[[ EXERCISE MATERIALS, beginning ]]
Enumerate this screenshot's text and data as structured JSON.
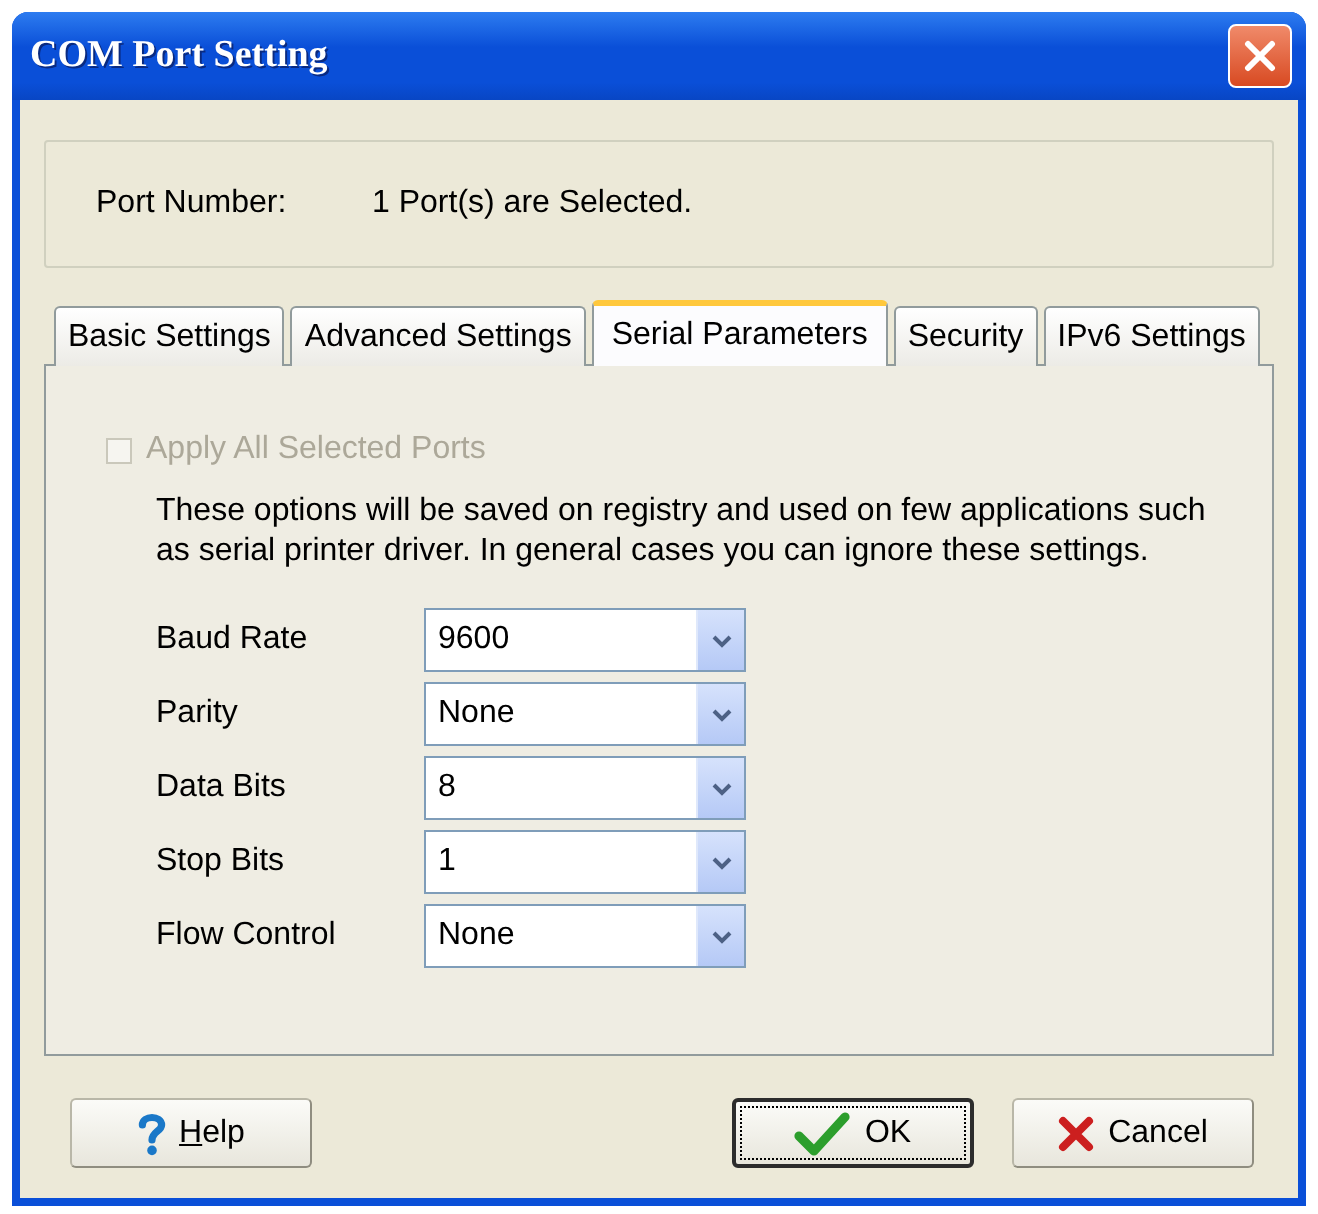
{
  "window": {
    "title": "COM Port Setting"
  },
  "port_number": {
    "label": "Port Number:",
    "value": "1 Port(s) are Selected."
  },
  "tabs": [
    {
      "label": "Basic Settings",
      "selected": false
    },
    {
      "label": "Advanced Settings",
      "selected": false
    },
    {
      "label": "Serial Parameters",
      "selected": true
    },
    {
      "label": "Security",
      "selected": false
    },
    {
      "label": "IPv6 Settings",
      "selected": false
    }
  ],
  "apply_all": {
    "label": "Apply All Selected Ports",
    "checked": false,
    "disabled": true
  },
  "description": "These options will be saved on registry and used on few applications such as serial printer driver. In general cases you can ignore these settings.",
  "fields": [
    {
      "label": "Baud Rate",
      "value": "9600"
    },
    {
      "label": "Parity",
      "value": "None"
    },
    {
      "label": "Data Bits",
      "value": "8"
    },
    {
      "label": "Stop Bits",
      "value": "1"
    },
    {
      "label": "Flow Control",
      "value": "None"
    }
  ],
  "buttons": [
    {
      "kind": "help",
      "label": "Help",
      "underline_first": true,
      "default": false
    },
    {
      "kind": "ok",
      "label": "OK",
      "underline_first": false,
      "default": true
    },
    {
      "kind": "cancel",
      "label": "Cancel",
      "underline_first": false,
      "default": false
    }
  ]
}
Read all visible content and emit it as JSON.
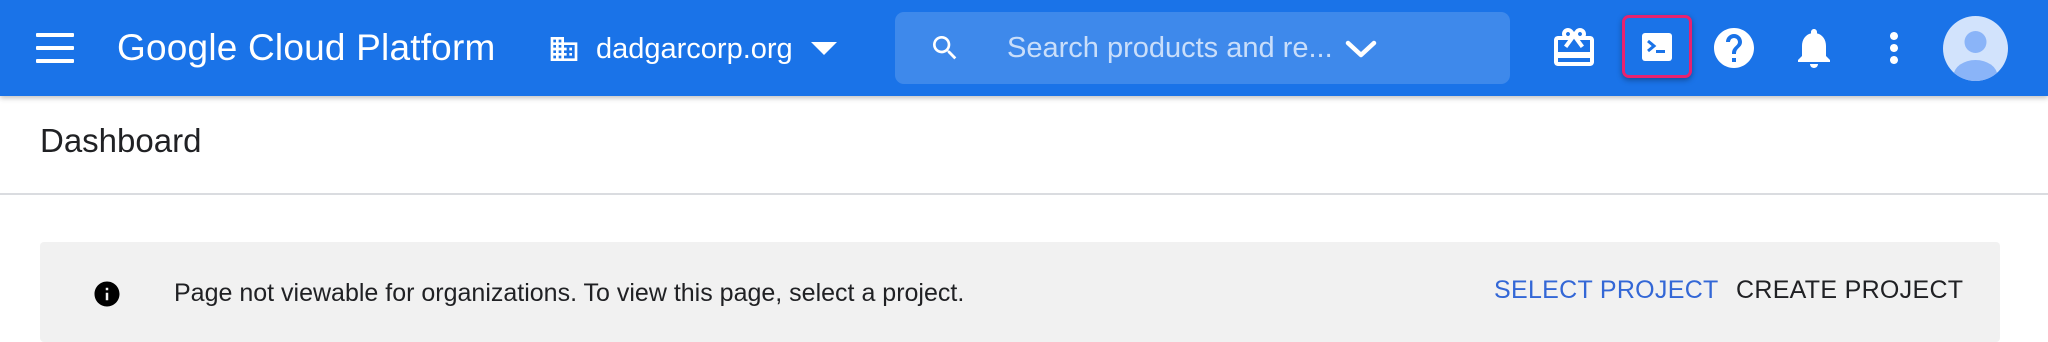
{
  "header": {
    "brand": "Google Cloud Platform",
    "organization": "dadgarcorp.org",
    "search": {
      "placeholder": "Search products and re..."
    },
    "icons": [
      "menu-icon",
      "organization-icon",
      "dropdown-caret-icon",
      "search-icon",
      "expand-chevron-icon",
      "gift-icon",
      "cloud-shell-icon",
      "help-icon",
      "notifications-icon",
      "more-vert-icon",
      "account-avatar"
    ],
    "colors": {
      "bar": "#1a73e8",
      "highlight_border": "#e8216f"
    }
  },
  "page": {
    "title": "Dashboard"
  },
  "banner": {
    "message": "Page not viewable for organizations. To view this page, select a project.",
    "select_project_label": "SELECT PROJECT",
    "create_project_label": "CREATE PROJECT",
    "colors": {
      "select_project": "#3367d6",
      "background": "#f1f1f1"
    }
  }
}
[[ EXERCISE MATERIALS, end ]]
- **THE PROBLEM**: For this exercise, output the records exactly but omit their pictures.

- **REPLY**:
Enumerate this screenshot's text and data as structured JSON.
{
  "window": {
    "title": "COM Port Setting"
  },
  "port_number": {
    "label": "Port Number:",
    "value": "1 Port(s) are Selected."
  },
  "tabs": [
    {
      "label": "Basic Settings",
      "selected": false
    },
    {
      "label": "Advanced Settings",
      "selected": false
    },
    {
      "label": "Serial Parameters",
      "selected": true
    },
    {
      "label": "Security",
      "selected": false
    },
    {
      "label": "IPv6 Settings",
      "selected": false
    }
  ],
  "apply_all": {
    "label": "Apply All Selected Ports",
    "checked": false,
    "disabled": true
  },
  "description": "These options will be saved on registry and used on few applications such as serial printer driver. In general cases you can ignore these settings.",
  "fields": [
    {
      "label": "Baud Rate",
      "value": "9600"
    },
    {
      "label": "Parity",
      "value": "None"
    },
    {
      "label": "Data Bits",
      "value": "8"
    },
    {
      "label": "Stop Bits",
      "value": "1"
    },
    {
      "label": "Flow Control",
      "value": "None"
    }
  ],
  "buttons": [
    {
      "kind": "help",
      "label": "Help",
      "underline_first": true,
      "default": false
    },
    {
      "kind": "ok",
      "label": "OK",
      "underline_first": false,
      "default": true
    },
    {
      "kind": "cancel",
      "label": "Cancel",
      "underline_first": false,
      "default": false
    }
  ]
}
Read all visible content and emit it as JSON.
{
  "header": {
    "brand": "Google Cloud Platform",
    "organization": "dadgarcorp.org",
    "search": {
      "placeholder": "Search products and re..."
    },
    "icons": [
      "menu-icon",
      "organization-icon",
      "dropdown-caret-icon",
      "search-icon",
      "expand-chevron-icon",
      "gift-icon",
      "cloud-shell-icon",
      "help-icon",
      "notifications-icon",
      "more-vert-icon",
      "account-avatar"
    ],
    "colors": {
      "bar": "#1a73e8",
      "highlight_border": "#e8216f"
    }
  },
  "page": {
    "title": "Dashboard"
  },
  "banner": {
    "message": "Page not viewable for organizations. To view this page, select a project.",
    "select_project_label": "SELECT PROJECT",
    "create_project_label": "CREATE PROJECT",
    "colors": {
      "select_project": "#3367d6",
      "background": "#f1f1f1"
    }
  }
}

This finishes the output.